High In-hospital Mortality Following Percutaneous Endoscopic Gastrostomy: Results of a Nationwide Population-based Study.
Clin Gastroenterol Hepatol. 2013 Apr 16;
Authors: Arora G, Rockey D, Gupta S

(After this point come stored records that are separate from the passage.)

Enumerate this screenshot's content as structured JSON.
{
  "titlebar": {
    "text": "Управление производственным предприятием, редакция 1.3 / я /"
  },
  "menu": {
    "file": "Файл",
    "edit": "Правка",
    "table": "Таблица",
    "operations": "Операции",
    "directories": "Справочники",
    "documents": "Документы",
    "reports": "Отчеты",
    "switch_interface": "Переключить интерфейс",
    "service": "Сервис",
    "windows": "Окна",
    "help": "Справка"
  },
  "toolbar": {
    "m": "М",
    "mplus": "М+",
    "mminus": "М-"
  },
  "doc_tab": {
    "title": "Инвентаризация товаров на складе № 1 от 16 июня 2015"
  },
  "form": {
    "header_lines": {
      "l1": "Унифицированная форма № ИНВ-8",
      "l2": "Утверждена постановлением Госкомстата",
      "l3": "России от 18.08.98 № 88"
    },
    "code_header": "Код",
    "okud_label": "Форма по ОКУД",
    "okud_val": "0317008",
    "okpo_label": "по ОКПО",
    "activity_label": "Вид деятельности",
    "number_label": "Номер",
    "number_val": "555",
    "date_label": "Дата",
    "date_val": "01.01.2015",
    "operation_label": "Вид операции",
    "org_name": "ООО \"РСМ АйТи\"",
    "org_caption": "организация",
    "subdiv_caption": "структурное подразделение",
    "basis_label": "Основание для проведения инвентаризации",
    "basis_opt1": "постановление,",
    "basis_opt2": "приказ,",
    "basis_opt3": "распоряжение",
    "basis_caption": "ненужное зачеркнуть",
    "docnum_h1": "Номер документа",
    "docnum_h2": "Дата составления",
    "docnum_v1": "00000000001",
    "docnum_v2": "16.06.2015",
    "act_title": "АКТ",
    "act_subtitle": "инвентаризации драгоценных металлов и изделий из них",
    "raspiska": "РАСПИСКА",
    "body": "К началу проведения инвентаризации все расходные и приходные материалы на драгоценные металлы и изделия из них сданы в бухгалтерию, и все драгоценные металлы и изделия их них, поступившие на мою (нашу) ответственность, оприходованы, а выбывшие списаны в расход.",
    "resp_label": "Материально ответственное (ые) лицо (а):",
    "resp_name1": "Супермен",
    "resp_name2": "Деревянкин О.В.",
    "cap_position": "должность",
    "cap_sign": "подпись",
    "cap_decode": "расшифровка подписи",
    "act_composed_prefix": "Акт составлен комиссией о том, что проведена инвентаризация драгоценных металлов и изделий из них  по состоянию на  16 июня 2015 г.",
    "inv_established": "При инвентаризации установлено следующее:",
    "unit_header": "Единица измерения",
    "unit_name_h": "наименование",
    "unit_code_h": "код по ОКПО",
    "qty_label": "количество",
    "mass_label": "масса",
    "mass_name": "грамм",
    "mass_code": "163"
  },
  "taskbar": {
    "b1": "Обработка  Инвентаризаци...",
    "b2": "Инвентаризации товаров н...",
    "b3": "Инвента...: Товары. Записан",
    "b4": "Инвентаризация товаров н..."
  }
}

BACKGROUND & AIMS: Careful selection of patients who undergo endoscopic procedures plays an important role in optimizing healthcare. Percutaneous endoscopic gastrostomy (PEG) is a frequently performed invasive endoscopic procedure that has been associated with high short-term mortality. We used a national database to determine the incidence of, and factors associated with in-hospital mortality among patients undergoing PEG. METHODS: We conducted a nested, case-control, retrospective study using the US Nationwide Inpatient Sample (NIS) to analyze data from all hospitalizations in the year 2006 with an ICD-9 procedure code for PEG. Bivariate and multivariate logistic regression analysis was performed using demographic and clinical variables to identify predictors of in-hospital mortality following the procedure. A separate analysis using propensity score matching technique was conducted to compare mortality to a control cohort. Results were validated in an independent analysis of 2007 NIS data. RESULTS: In-hospital mortality was 10.8% (95% CI 10.3%-11.3%) among 181,196 patients who underwent PEG in 2006. Odds of death increased with age (1%/y), congestive heart failure, renal failure, chronic pulmonary disease, coagulopathy, pulmonary circulation disorders, metastatic cancer and liver disease. Indication for PEG was strongly associated with mortality. Women, and patients with diabetes mellitus or paralysis had lower odds of death. PEG was associated with slightly higher odds of in-hospital mortality compared to controls. Results were qualitatively and quantitatively similar when 2007 NIS data were analyzed. CONCLUSIONS: Mortality is almost 11% among hospital in-patients following PEG. We have identified factors that increase and decrease the risk of death following PEG; these could improve patient selection for those most likely to benefit from this procedure.
PMID: 23602822 [PubMed - as supplied by publisher]